Survation, a market research agency, has carried out a poll on behalf of the British Association of Adoption and Fostering (BAAF) which reveals that 91% of British people over the age of 18 don’t have even a rudimentary understanding of what private fostering entails.
This has led charities and children law solicitors to express concerns that this could mean that around 10,000 children are potentially at risk because of serious shortfalls in the public’s understanding, particularly in relation to the duty to notify local authorities of any fostering arrangements.
Children law solicitors warn that privately fostered children often include vulnerable minors, some of whom may be asylum seekers, troubled teenagers or trafficked children.
To be considered as ‘private fostering’, the arrangement must last for 28 days or more and involve care that is provided by a person who is not a close relative. Both parents and carers have an obligation to inform the local authority of any such arrangement.
Last year the government was notified of 1,560 new private fostering arrangements in England; however, it is estimated that there were in fact around 10,000 such arrangements, indicating that the true number has been seriously underreported. This is hardly surprising given that 56% of people surveyed claimed to have never heard of private fostering arrangements.
Understanding of the demands of private fostering was highest in the North East of England and London, with around 13% of people in these regions aware of the specific family and children law obligations involved.
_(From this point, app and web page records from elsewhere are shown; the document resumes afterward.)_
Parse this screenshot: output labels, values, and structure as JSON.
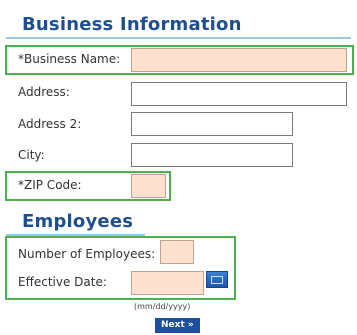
{
  "business_section": {
    "title": "Business Information",
    "business_name_label": "*Business Name:",
    "address_label": "Address:",
    "address2_label": "Address 2:",
    "city_label": "City:",
    "zip_label": "*ZIP Code:"
  },
  "employees_section": {
    "title": "Employees",
    "num_employees_label": "Number of Employees:",
    "effective_date_label": "Effective Date:",
    "date_hint": "(mm/dd/yyyy)"
  },
  "actions": {
    "next_label": "Next »"
  },
  "colors": {
    "heading": "#1f4f8f",
    "required_field_bg": "#fde3cf",
    "highlight_border": "#4caf50",
    "next_button_bg": "#1d4f9f"
  }
}
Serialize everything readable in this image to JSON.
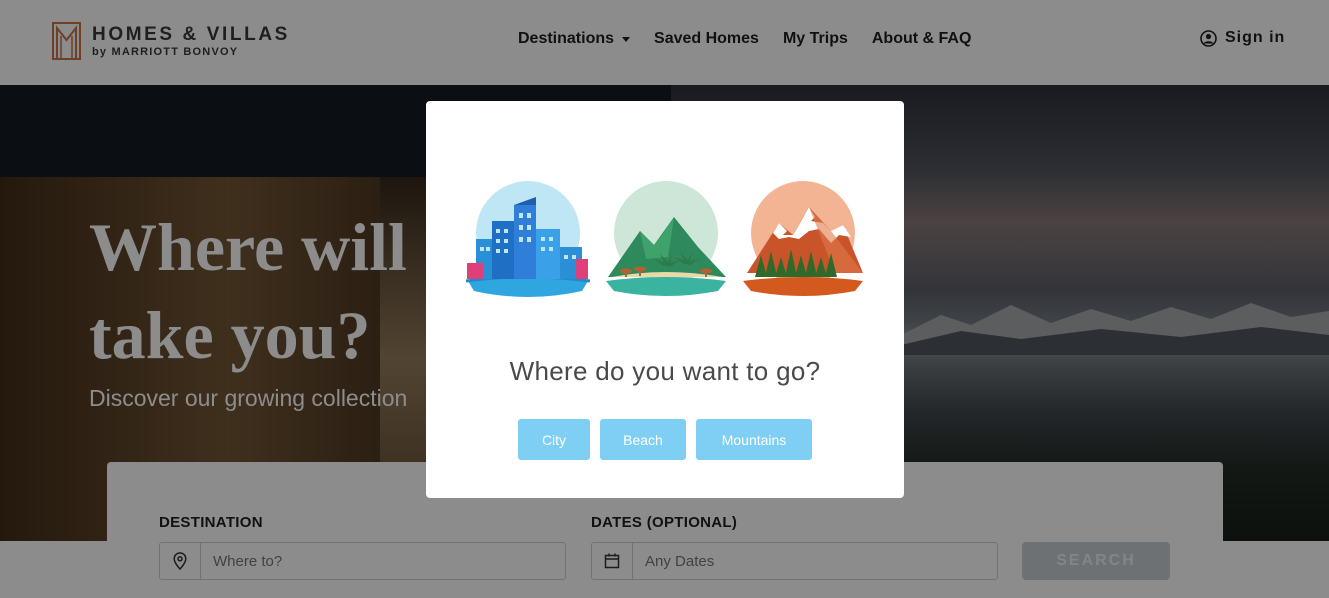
{
  "brand": {
    "name_line1": "HOMES & VILLAS",
    "name_line2": "by MARRIOTT BONVOY"
  },
  "nav": {
    "items": [
      {
        "label": "Destinations",
        "has_dropdown": true
      },
      {
        "label": "Saved Homes"
      },
      {
        "label": "My Trips"
      },
      {
        "label": "About & FAQ"
      }
    ],
    "sign_in": "Sign in"
  },
  "hero": {
    "title_line1": "Where will",
    "title_line2": "take you?",
    "subtitle": "Discover our growing collection"
  },
  "search": {
    "destination_label": "DESTINATION",
    "destination_placeholder": "Where to?",
    "dates_label": "DATES (OPTIONAL)",
    "dates_placeholder": "Any Dates",
    "button": "SEARCH"
  },
  "modal": {
    "title": "Where do you want to go?",
    "choices": [
      "City",
      "Beach",
      "Mountains"
    ]
  },
  "colors": {
    "choice_button": "#7fcff5",
    "logo_accent": "#c8754a",
    "search_button_disabled": "#c9ced4"
  }
}
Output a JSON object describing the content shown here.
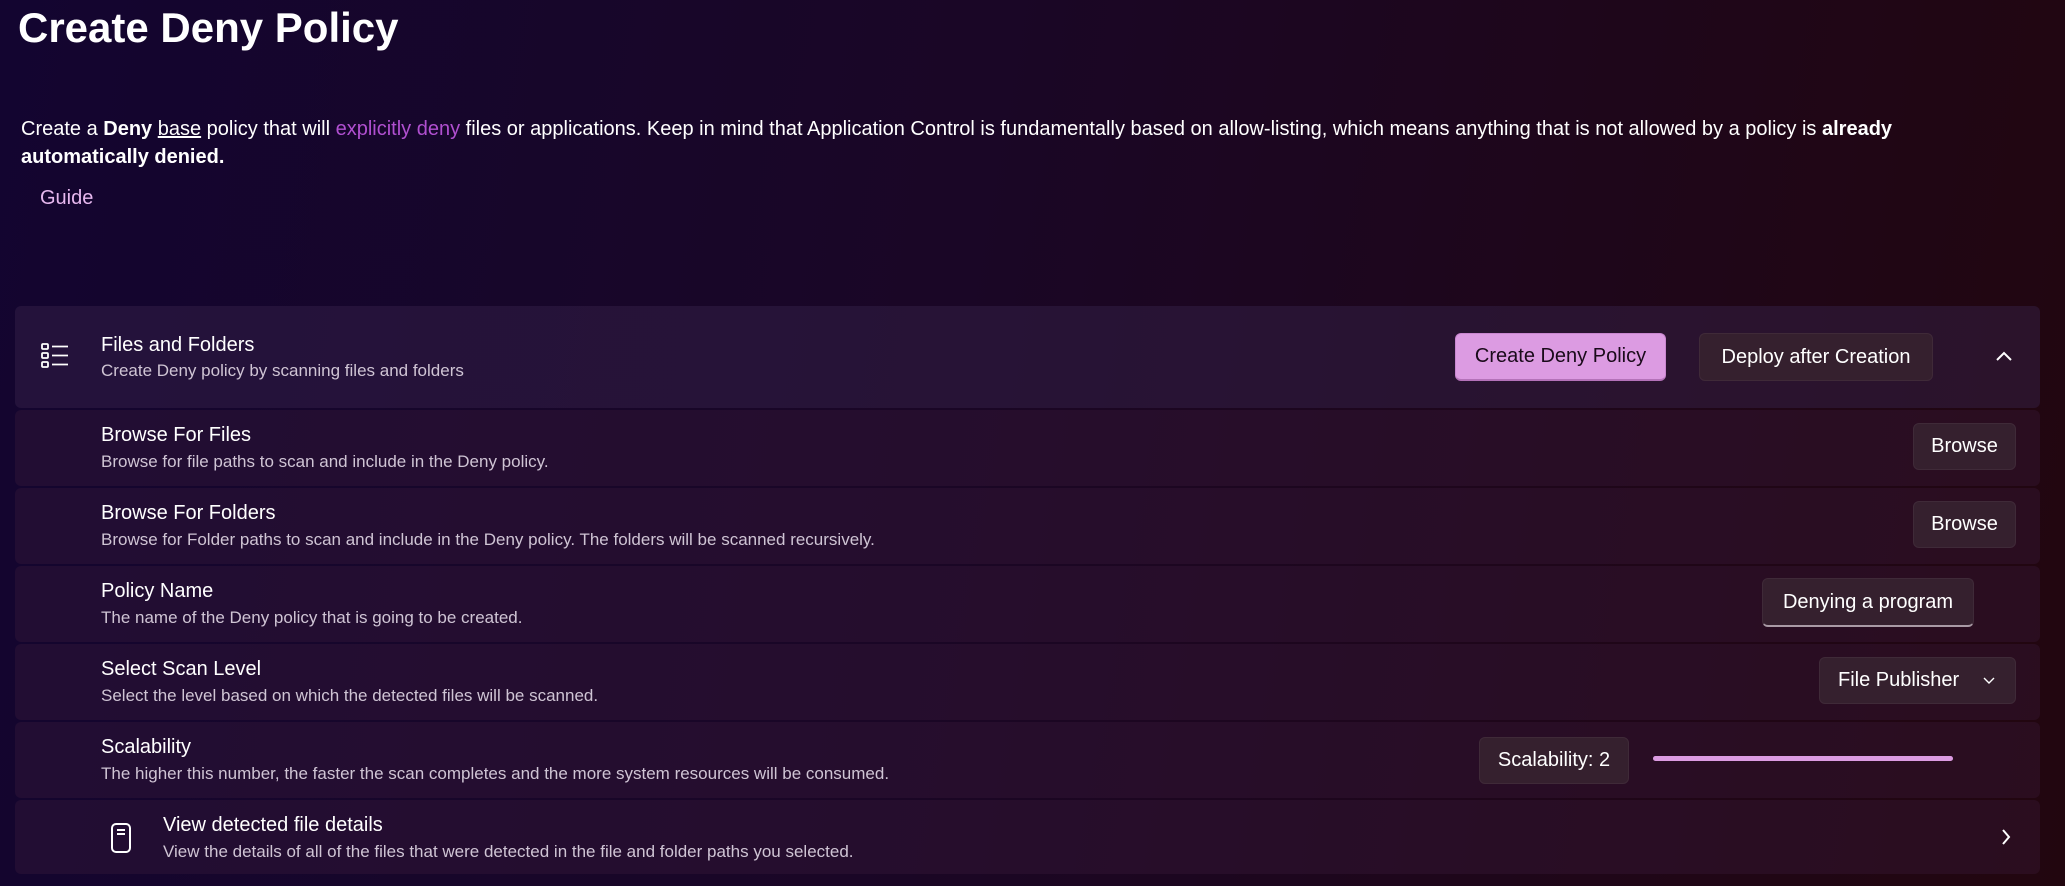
{
  "page": {
    "title": "Create Deny Policy",
    "intro": {
      "p1": "Create a ",
      "deny": "Deny",
      "p2": " ",
      "base": "base",
      "p3": " policy that will ",
      "explicit": "explicitly deny",
      "p4": " files or applications. Keep in mind that Application Control is fundamentally based on allow-listing, which means anything that is not allowed by a policy is ",
      "already": "already automatically denied."
    },
    "guide": "Guide"
  },
  "section": {
    "title": "Files and Folders",
    "subtitle": "Create Deny policy by scanning files and folders",
    "create_label": "Create Deny Policy",
    "deploy_label": "Deploy after Creation",
    "icon": "list-icon",
    "accent": "#dc9be2"
  },
  "rows": [
    {
      "title": "Browse For Files",
      "subtitle": "Browse for file paths to scan and include in the Deny policy.",
      "button": "Browse"
    },
    {
      "title": "Browse For Folders",
      "subtitle": "Browse for Folder paths to scan and include in the Deny policy. The folders will be scanned recursively.",
      "button": "Browse"
    },
    {
      "title": "Policy Name",
      "subtitle": "The name of the Deny policy that is going to be created.",
      "value": "Denying a program"
    },
    {
      "title": "Select Scan Level",
      "subtitle": "Select the level based on which the detected files will be scanned.",
      "selected": "File Publisher"
    },
    {
      "title": "Scalability",
      "subtitle": "The higher this number, the faster the scan completes and the more system resources will be consumed.",
      "badge": "Scalability: 2",
      "slider_fill_percent": 100
    },
    {
      "title": "View detected file details",
      "subtitle": "View the details of all of the files that were detected in the file and folder paths you selected.",
      "icon": "document-icon"
    }
  ]
}
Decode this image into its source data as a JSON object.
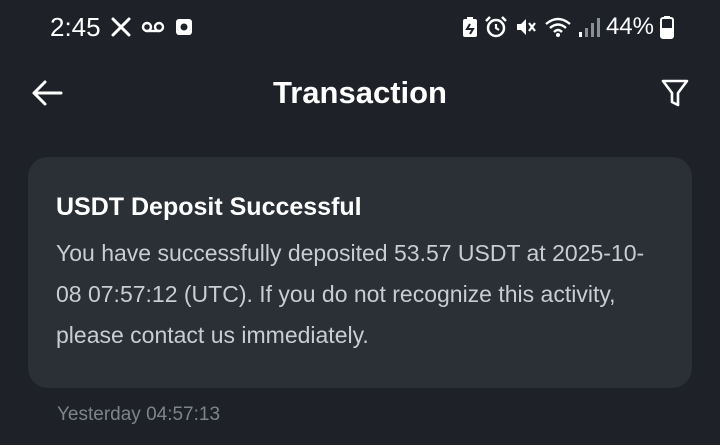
{
  "status_bar": {
    "time": "2:45",
    "battery_percent": "44%",
    "icons_left": [
      "x-logo-icon",
      "voicemail-icon",
      "notification-app-icon"
    ],
    "icons_right": [
      "battery-saver-icon",
      "alarm-icon",
      "mute-icon",
      "wifi-icon",
      "signal-icon",
      "battery-icon"
    ]
  },
  "header": {
    "title": "Transaction",
    "back_icon": "arrow-left-icon",
    "filter_icon": "filter-icon"
  },
  "notification": {
    "title": "USDT Deposit Successful",
    "message": "You have successfully deposited 53.57 USDT at 2025-10-08 07:57:12 (UTC). If you do not recognize this activity, please contact us immediately.",
    "timestamp": "Yesterday 04:57:13"
  },
  "colors": {
    "background": "#1e2228",
    "card": "#2b2f36",
    "body_text": "#c9cdd3",
    "muted_text": "#7d838c"
  }
}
For information regarding children and family in relation to friends and carers as it relates to the law, click here for more from the family law solicitors at Healys of Brighton and London.